The Social Security Administration recently announced monthly social security and supplemental security income benefits (SSI) will increase in 2015 by 1.7%. This increase is based upon the Consumer Price Index over the past 12 months ending in September 2014. In addition, other figures based on the national average wage index will also be changed. A recap of the key amounts is outlined here:
2015 Key Social Security Benefits
What does it mean for you?
- Up to $118,500 in wages will be subject to Social Security Taxes (up $1,500 or $93 in additional Social Security tax per employee and per employer)
- The average Social Security retirement beneficiary will receive an additional $264 in 2015.

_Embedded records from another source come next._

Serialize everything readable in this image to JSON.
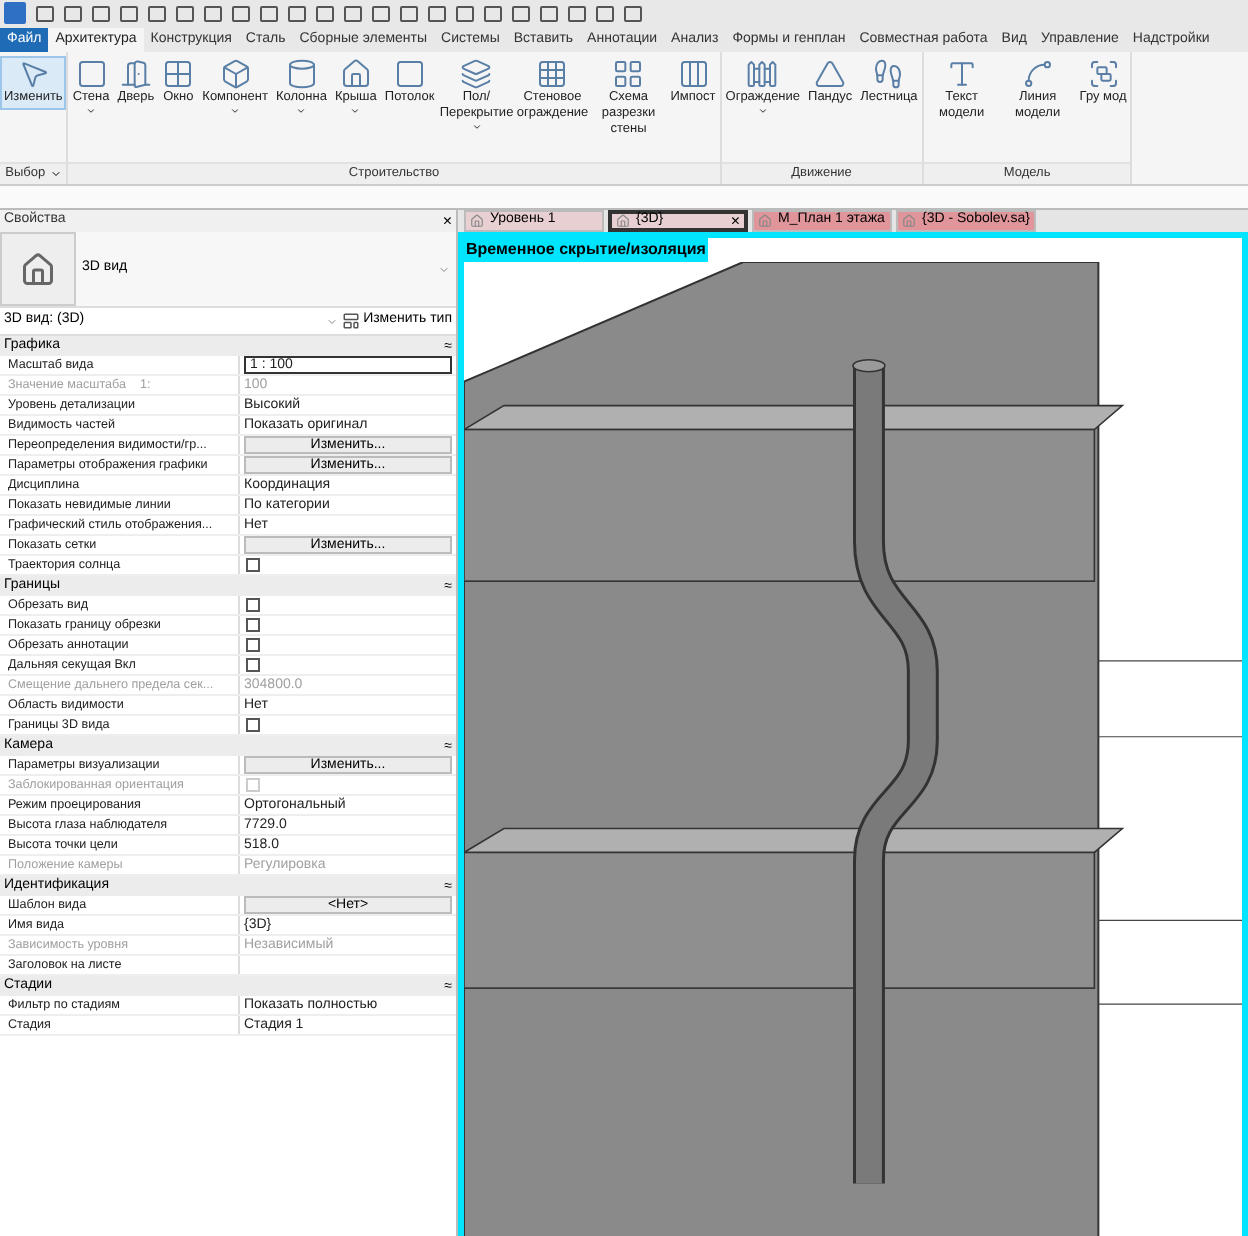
{
  "menu_tabs": [
    {
      "label": "Файл",
      "selected": false,
      "kind": "file"
    },
    {
      "label": "Архитектура",
      "selected": true,
      "kind": "tab"
    },
    {
      "label": "Конструкция",
      "selected": false,
      "kind": "tab"
    },
    {
      "label": "Сталь",
      "selected": false,
      "kind": "tab"
    },
    {
      "label": "Сборные элементы",
      "selected": false,
      "kind": "tab"
    },
    {
      "label": "Системы",
      "selected": false,
      "kind": "tab"
    },
    {
      "label": "Вставить",
      "selected": false,
      "kind": "tab"
    },
    {
      "label": "Аннотации",
      "selected": false,
      "kind": "tab"
    },
    {
      "label": "Анализ",
      "selected": false,
      "kind": "tab"
    },
    {
      "label": "Формы и генплан",
      "selected": false,
      "kind": "tab"
    },
    {
      "label": "Совместная работа",
      "selected": false,
      "kind": "tab"
    },
    {
      "label": "Вид",
      "selected": false,
      "kind": "tab"
    },
    {
      "label": "Управление",
      "selected": false,
      "kind": "tab"
    },
    {
      "label": "Надстройки",
      "selected": false,
      "kind": "tab"
    }
  ],
  "ribbon_groups": [
    {
      "title": "Выбор",
      "dropdown": true,
      "tools": [
        {
          "label": "Изменить",
          "selected": true,
          "dropdown": false
        }
      ]
    },
    {
      "title": "Строительство",
      "dropdown": false,
      "tools": [
        {
          "label": "Стена",
          "selected": false,
          "dropdown": true
        },
        {
          "label": "Дверь",
          "selected": false,
          "dropdown": false
        },
        {
          "label": "Окно",
          "selected": false,
          "dropdown": false
        },
        {
          "label": "Компонент",
          "selected": false,
          "dropdown": true
        },
        {
          "label": "Колонна",
          "selected": false,
          "dropdown": true
        },
        {
          "label": "Крыша",
          "selected": false,
          "dropdown": true
        },
        {
          "label": "Потолок",
          "selected": false,
          "dropdown": false
        },
        {
          "label": "Пол/Перекрытие",
          "selected": false,
          "dropdown": true
        },
        {
          "label": "Стеновое ограждение",
          "selected": false,
          "dropdown": false
        },
        {
          "label": "Схема разрезки стены",
          "selected": false,
          "dropdown": false
        },
        {
          "label": "Импост",
          "selected": false,
          "dropdown": false
        }
      ]
    },
    {
      "title": "Движение",
      "dropdown": false,
      "tools": [
        {
          "label": "Ограждение",
          "selected": false,
          "dropdown": true
        },
        {
          "label": "Пандус",
          "selected": false,
          "dropdown": false
        },
        {
          "label": "Лестница",
          "selected": false,
          "dropdown": false
        }
      ]
    },
    {
      "title": "Модель",
      "dropdown": false,
      "tools": [
        {
          "label": "Текст модели",
          "selected": false,
          "dropdown": false
        },
        {
          "label": "Линия модели",
          "selected": false,
          "dropdown": false
        },
        {
          "label": "Гру мод",
          "selected": false,
          "dropdown": false
        }
      ]
    }
  ],
  "properties": {
    "title": "Свойства",
    "close": "×",
    "type_name": "3D вид",
    "instance": "3D вид: (3D)",
    "edit_type": "Изменить тип",
    "sections": [
      {
        "title": "Графика",
        "collapse": "≈",
        "rows": [
          {
            "label": "Масштаб вида",
            "kind": "input",
            "value": "1 : 100",
            "disabled": false
          },
          {
            "label": "Значение масштаба    1:",
            "kind": "text",
            "value": "100",
            "disabled": true
          },
          {
            "label": "Уровень детализации",
            "kind": "text",
            "value": "Высокий",
            "disabled": false
          },
          {
            "label": "Видимость частей",
            "kind": "text",
            "value": "Показать оригинал",
            "disabled": false
          },
          {
            "label": "Переопределения видимости/гр...",
            "kind": "button",
            "value": "Изменить...",
            "disabled": false
          },
          {
            "label": "Параметры отображения графики",
            "kind": "button",
            "value": "Изменить...",
            "disabled": false
          },
          {
            "label": "Дисциплина",
            "kind": "text",
            "value": "Координация",
            "disabled": false
          },
          {
            "label": "Показать невидимые линии",
            "kind": "text",
            "value": "По категории",
            "disabled": false
          },
          {
            "label": "Графический стиль отображения...",
            "kind": "text",
            "value": "Нет",
            "disabled": false
          },
          {
            "label": "Показать сетки",
            "kind": "button",
            "value": "Изменить...",
            "disabled": false
          },
          {
            "label": "Траектория солнца",
            "kind": "checkbox",
            "checked": false,
            "disabled": false
          }
        ]
      },
      {
        "title": "Границы",
        "collapse": "≈",
        "rows": [
          {
            "label": "Обрезать вид",
            "kind": "checkbox",
            "checked": false,
            "disabled": false
          },
          {
            "label": "Показать границу обрезки",
            "kind": "checkbox",
            "checked": false,
            "disabled": false
          },
          {
            "label": "Обрезать аннотации",
            "kind": "checkbox",
            "checked": false,
            "disabled": false
          },
          {
            "label": "Дальняя секущая Вкл",
            "kind": "checkbox",
            "checked": false,
            "disabled": false
          },
          {
            "label": "Смещение дальнего предела сек...",
            "kind": "text",
            "value": "304800.0",
            "disabled": true
          },
          {
            "label": "Область видимости",
            "kind": "text",
            "value": "Нет",
            "disabled": false
          },
          {
            "label": "Границы 3D вида",
            "kind": "checkbox",
            "checked": false,
            "disabled": false
          }
        ]
      },
      {
        "title": "Камера",
        "collapse": "≈",
        "rows": [
          {
            "label": "Параметры визуализации",
            "kind": "button",
            "value": "Изменить...",
            "disabled": false
          },
          {
            "label": "Заблокированная ориентация",
            "kind": "checkbox",
            "checked": false,
            "disabled": true
          },
          {
            "label": "Режим проецирования",
            "kind": "text",
            "value": "Ортогональный",
            "disabled": false
          },
          {
            "label": "Высота глаза наблюдателя",
            "kind": "text",
            "value": "7729.0",
            "disabled": false
          },
          {
            "label": "Высота точки цели",
            "kind": "text",
            "value": "518.0",
            "disabled": false
          },
          {
            "label": "Положение камеры",
            "kind": "text",
            "value": "Регулировка",
            "disabled": true
          }
        ]
      },
      {
        "title": "Идентификация",
        "collapse": "≈",
        "rows": [
          {
            "label": "Шаблон вида",
            "kind": "button",
            "value": "<Нет>",
            "disabled": false
          },
          {
            "label": "Имя вида",
            "kind": "text",
            "value": "{3D}",
            "disabled": false
          },
          {
            "label": "Зависимость уровня",
            "kind": "text",
            "value": "Независимый",
            "disabled": true
          },
          {
            "label": "Заголовок на листе",
            "kind": "text",
            "disabled": false
          }
        ]
      },
      {
        "title": "Стадии",
        "collapse": "≈",
        "rows": [
          {
            "label": "Фильтр по стадиям",
            "kind": "text",
            "value": "Показать полностью",
            "disabled": false
          },
          {
            "label": "Стадия",
            "kind": "text",
            "value": "Стадия 1",
            "disabled": false
          }
        ]
      }
    ]
  },
  "view_tabs": {
    "close": "×",
    "tabs": [
      {
        "label": "Уровень 1",
        "selected": false,
        "color": "#e8cfd2",
        "closable": false
      },
      {
        "label": "{3D}",
        "selected": true,
        "color": "#e8cfd2",
        "closable": true
      },
      {
        "label": "M_План 1 этажа",
        "selected": false,
        "color": "#e0959a",
        "closable": false
      },
      {
        "label": "{3D - Sobolev.sa}",
        "selected": false,
        "color": "#e0959a",
        "closable": false
      }
    ]
  },
  "viewport": {
    "isolation_label": "Временное скрытие/изоляция",
    "isolation_on": true
  }
}
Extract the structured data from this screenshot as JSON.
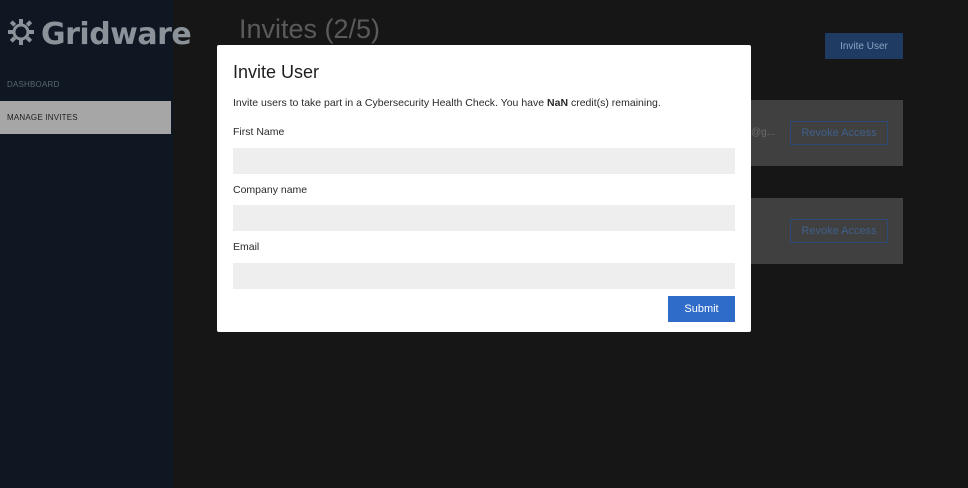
{
  "sidebar": {
    "logo_text": "Gridware",
    "items": [
      {
        "label": "DASHBOARD"
      },
      {
        "label": "MANAGE INVITES"
      }
    ]
  },
  "main": {
    "title": "Invites (2/5)",
    "invite_button": "Invite User",
    "cards": [
      {
        "email": "@g...",
        "action": "Revoke Access"
      },
      {
        "email": "",
        "action": "Revoke Access"
      }
    ]
  },
  "modal": {
    "title": "Invite User",
    "description_prefix": "Invite users to take part in a Cybersecurity Health Check. You have ",
    "credits": "NaN",
    "description_suffix": " credit(s) remaining.",
    "fields": [
      {
        "label": "First Name",
        "value": "",
        "placeholder": ""
      },
      {
        "label": "Company name",
        "value": "",
        "placeholder": ""
      },
      {
        "label": "Email",
        "value": "",
        "placeholder": ""
      }
    ],
    "submit_label": "Submit"
  },
  "colors": {
    "accent": "#2f6cc9",
    "sidebar_bg": "#0e1722",
    "overlay_bg": "#161616"
  }
}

- For all retired workers receiving Social Security retirement benefits the average monthly benefit of $1,306/mo. in 2014 will become $1,328/mo. in 2015.
- SSI (Supplemental Security Income) is the standard payment for people in need. To qualify for this payment you must have little income and few resources ($2,000 if single/$3,000 if married).
- A full-time student who is blind or disabled can still receive Supplemental Security Income (SSI) benefits as long as earned income does not exceed the student exclusion amounts listed above.
Social Security & Medicare Rates
After temporary payroll tax rate cuts that ended in 2012, the rates do not change from 2014 to 2015.
Note: The above tax rates are a combination of 6.20% Social Security and 1.45% for Medicare. There is also a Medicare .9% wages surtax that began in 2013 for those with wages above $200,000 single ($250,000 joint filers) that is not reflected in these figures. Please recall that your employer also pays Social Security and Medicare taxes on your behalf. These figures are reflected in the self-employed tax rates, as self-employed individuals pay both halves of the tax.